Posted on: 6 April 2016Share
Can you see clearly during the day, but find that your vision starts to blur later in the evening? This is not an issue you should ignore or hope goes away on its own. Here's a look at three possible causes of your blurry night vision.
Vitamin A Deficiency
Vitamin A is a nutrient that your eyes need in order to function properly. If you're deficient in this vitamin, one of the primary symptoms will be night blindness. This does not mean that you'll go completely blind at night (though some patients almost do), but rather that your vision will become more strained in the evening. Sometimes you might see bright spots in your visual field.
If you think you may be vitamin A deficient, consider taking a vitamin A supplement according to the instructions on the package. The RDA for vitamin A is 900 micrograms per day for men and 700 micrograms per day for women. You can also start eating more foods that are high in vitamin A, including carrots, sweet potatoes, fish, liver, and bell peppers.
If you stare at a computer screen for many hours each day, as do most office workers, it could just be that your eyes are very tired by nighttime. Try going a day or two without looking at screens, and see if your night vision is better. If so, you can probably blame the screens. Here are a few strategies to help reduce screen exhaustion so your evening vision does not deteriorate so badly:
- Take breaks from looking at your screen every hour
- Turn your brightness way down and your contrast way up
- Purchase and wear a pair of computer glasses, which block the most straining wavelengths of light to protect your eyes
Do your eyes also feel dry and scratchy at the end of the day? Chances are, the dryness is causing the blurry vision. If you can take measures to fight eye dryness, your night vision will improve, too. Try carrying moisturizing eye drops and using them a few times per day. If you wear contacts, take them out as soon as you get home and switch to glasses. For ongoing eye dryness, your eye doctor may recommend medications to boost your tear production. There are also little devices called punctal plugs that your eye doctor can insert into your tear ducts. These keep tears from being reabsorbed so quickly, which increases the moisture levels of your eyes.

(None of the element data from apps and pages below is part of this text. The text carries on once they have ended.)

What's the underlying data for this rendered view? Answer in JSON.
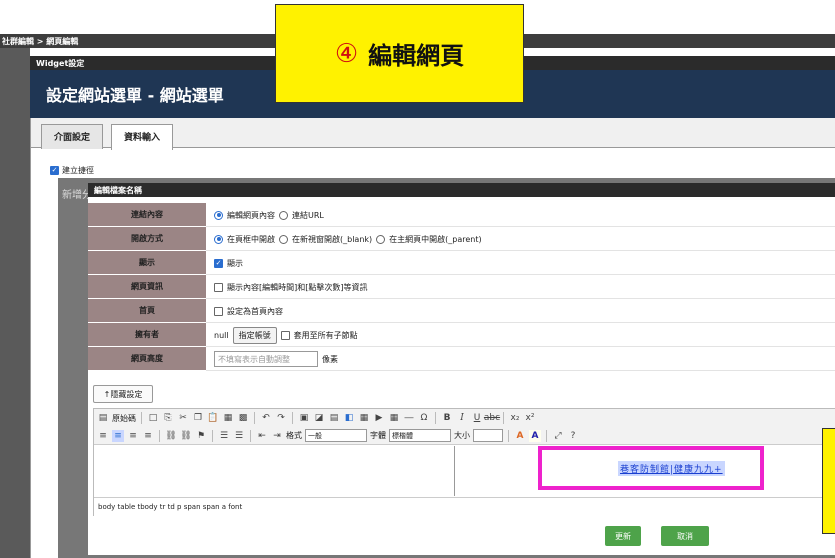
{
  "breadcrumb": "社群編輯 > 網頁編輯",
  "widget_title": "Widget設定",
  "header_title": "設定網站選單 - 網站選單",
  "tabs": [
    {
      "label": "介面設定"
    },
    {
      "label": "資料輸入"
    }
  ],
  "shortcut_label": "建立捷徑",
  "background_hint": "新增分",
  "dialog": {
    "title": "編輯檔案名稱",
    "rows": {
      "link_content": {
        "label": "連結內容",
        "opt1": "編輯網頁內容",
        "opt2": "連結URL"
      },
      "open_mode": {
        "label": "開啟方式",
        "opt1": "在頁框中開啟",
        "opt2": "在新視窗開啟(_blank)",
        "opt3": "在主網頁中開啟(_parent)"
      },
      "display": {
        "label": "顯示",
        "check": "顯示"
      },
      "page_info": {
        "label": "網頁資訊",
        "check": "顯示內容[編輯時間]和[點擊次數]等資訊"
      },
      "home": {
        "label": "首頁",
        "check": "設定為首頁內容"
      },
      "owner": {
        "label": "擁有者",
        "value": "null",
        "button": "指定帳號",
        "check": "套用至所有子節點"
      },
      "height": {
        "label": "網頁高度",
        "placeholder": "不填寫表示自動調整",
        "unit": "像素"
      }
    },
    "hide_button": "↑隱藏設定"
  },
  "editor": {
    "source_label": "原始碼",
    "format_label": "格式",
    "format_value": "一般",
    "font_label": "字體",
    "font_value": "標楷體",
    "size_label": "大小",
    "link_text": "巷客防制館|健康九九+",
    "path": "body  table  tbody  tr  td  p  span  span  a  font"
  },
  "buttons": {
    "update": "更新",
    "cancel": "取消"
  },
  "callout": {
    "number": "④",
    "text": "編輯網頁"
  },
  "colors": {
    "header_bg": "#1f3654",
    "label_bg": "#9b8585",
    "button_green": "#4ea34a",
    "callout_yellow": "#fff200",
    "highlight_pink": "#ee22cc"
  }
}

To learn more, contact an optometrist like Baldwin Optical & Hearing Aid Co.